To better understand the distribution of opportunities at state levels see the below heat map.
Venture capital hiring patterns by geography:
Below is a breakout of openings by major tech markets with LA and Boston grouped together given the relatively small sample size. “Other” includes venture capital jobs in smaller tech markets such as Austin, Seattle, and Washington DC as well as opportunities across the US.
Generally, all markets follow the trend seen previously of posting greater than 50.0% of positions by May, a slow summer with moderate activity in late fall. The unusual summer spike seen in the Boston & LA data is attributable to high volumes of July openings in 2017 of which 72.7% were corporate.
Why we might be seeing these patterns in venture capital hiring:
- The start of the fiscal year and official close dates for new funds could be contributing factors for hiring trends through May.
- The peak in fall opportunities seen amongst associate roles and with venture funds may result from efforts to target job-seeking timelines of MBA candidates and other students.
- The spike in summer corporate hiring is potentially the result of year-round recruiting teams at large organizations nonexistent at smaller firms.
The geographic distribution of opportunities is interesting but not surprising. It should be noted again that all patterns are heavily influenced by John’s personal network and the opportunities he is able to share on his blog.
Refining your VC job search tactics to take advantage of these trends
If you are trying to break into VC or to make a move within the industry taking historic hiring patterns into account could help you land your next position.
For VC Analysts:

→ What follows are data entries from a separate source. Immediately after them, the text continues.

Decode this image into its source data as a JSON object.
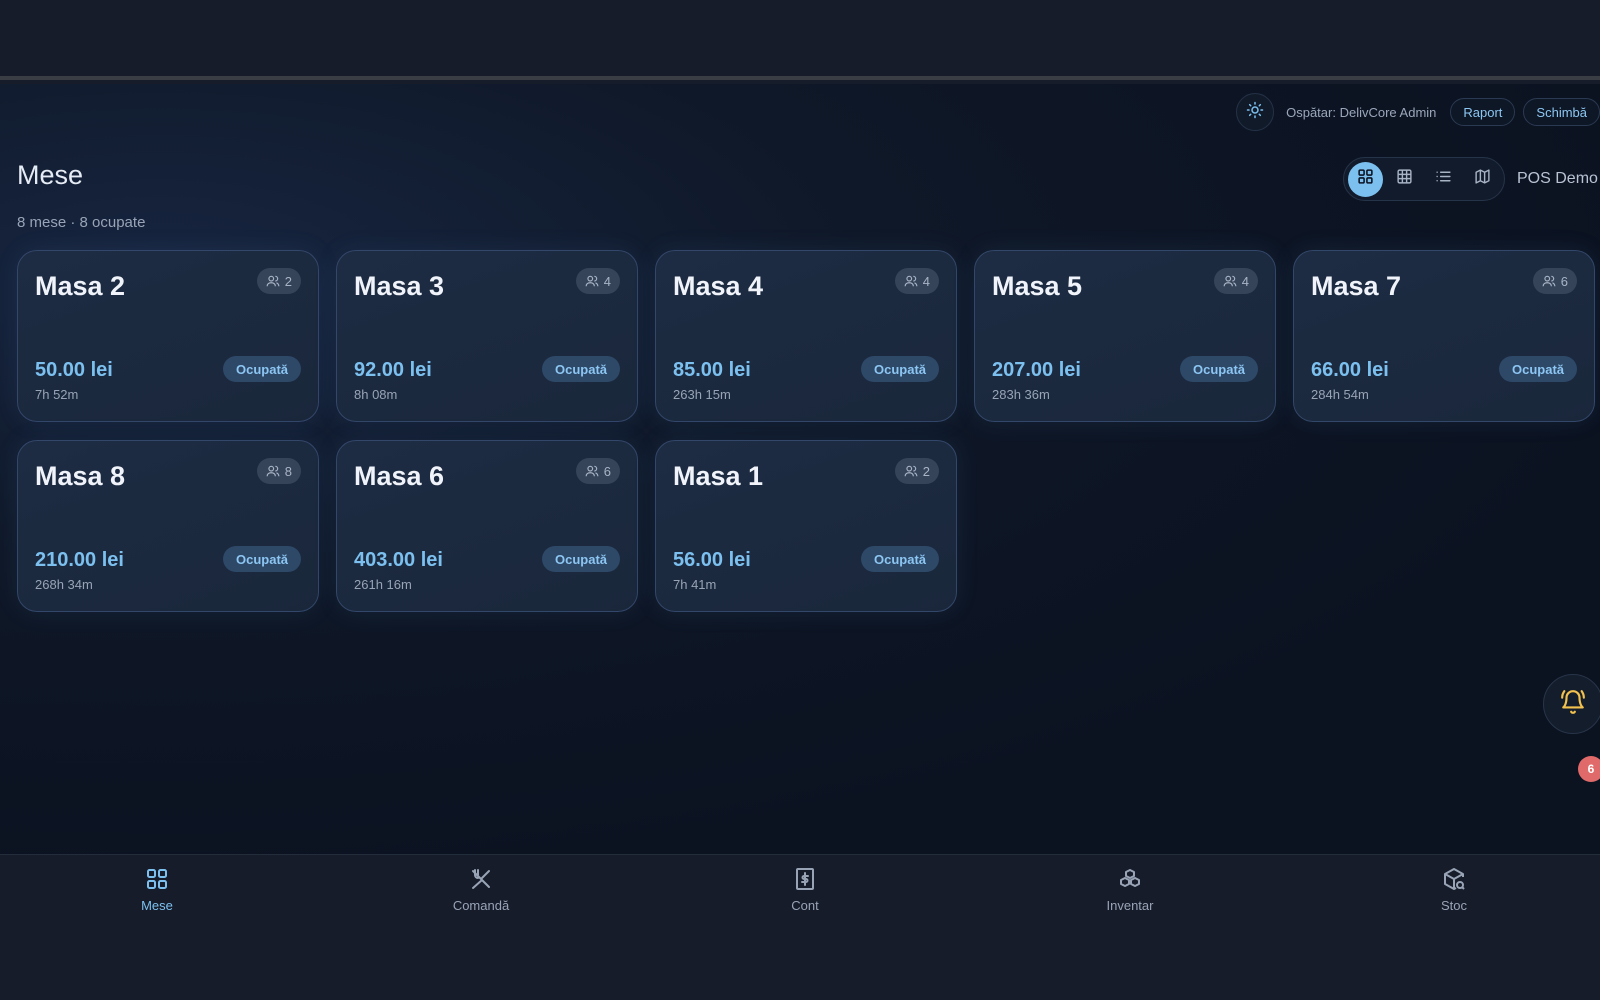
{
  "header": {
    "waiter_label": "Ospătar: DelivCore Admin",
    "report_label": "Raport",
    "switch_label": "Schimbă",
    "pos_label": "POS Demo"
  },
  "page": {
    "title": "Mese",
    "subtitle": "8 mese · 8 ocupate"
  },
  "view_modes": [
    "grid-icon",
    "table-icon",
    "list-icon",
    "map-icon"
  ],
  "active_view": "grid",
  "tables": [
    {
      "name": "Masa 2",
      "seats": "2",
      "amount": "50.00 lei",
      "duration": "7h 52m",
      "status": "Ocupată"
    },
    {
      "name": "Masa 3",
      "seats": "4",
      "amount": "92.00 lei",
      "duration": "8h 08m",
      "status": "Ocupată"
    },
    {
      "name": "Masa 4",
      "seats": "4",
      "amount": "85.00 lei",
      "duration": "263h 15m",
      "status": "Ocupată"
    },
    {
      "name": "Masa 5",
      "seats": "4",
      "amount": "207.00 lei",
      "duration": "283h 36m",
      "status": "Ocupată"
    },
    {
      "name": "Masa 7",
      "seats": "6",
      "amount": "66.00 lei",
      "duration": "284h 54m",
      "status": "Ocupată"
    },
    {
      "name": "Masa 8",
      "seats": "8",
      "amount": "210.00 lei",
      "duration": "268h 34m",
      "status": "Ocupată"
    },
    {
      "name": "Masa 6",
      "seats": "6",
      "amount": "403.00 lei",
      "duration": "261h 16m",
      "status": "Ocupată"
    },
    {
      "name": "Masa 1",
      "seats": "2",
      "amount": "56.00 lei",
      "duration": "7h 41m",
      "status": "Ocupată"
    }
  ],
  "notifications": {
    "count": "6"
  },
  "nav": [
    {
      "label": "Mese",
      "icon": "grid-icon",
      "active": true
    },
    {
      "label": "Comandă",
      "icon": "utensils-icon",
      "active": false
    },
    {
      "label": "Cont",
      "icon": "receipt-icon",
      "active": false
    },
    {
      "label": "Inventar",
      "icon": "boxes-icon",
      "active": false
    },
    {
      "label": "Stoc",
      "icon": "package-search-icon",
      "active": false
    }
  ],
  "colors": {
    "accent": "#7cc0ef",
    "status_bg": "#2e4868",
    "badge": "#e06a6a",
    "bell": "#f2c14e"
  }
}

Historically, postings have a final annual peak in September at 6.7%, steadily declining to 5.0% in December.
In the slow fall season focusing on networking, particularly at firms where analysts were hired over a year ago (as they are likely to be moving on) or with firms closing larger new funds would be a good priority.
Ideally these efforts will prove worthwhile when postings peak early the following year in February, April, and May.
For VC Associates:
October is the historic fall peak when 8.4% of associate roles and 9.4% of venture fund positions are posted.
As always, networking is ideal and if you are not lucky enough to land a fall position, or if you are more interested in corporate roles, putting extra effort in now should position you well for peak hiring early next year.
If you have any questions or would like to connect send me a note at email@example.com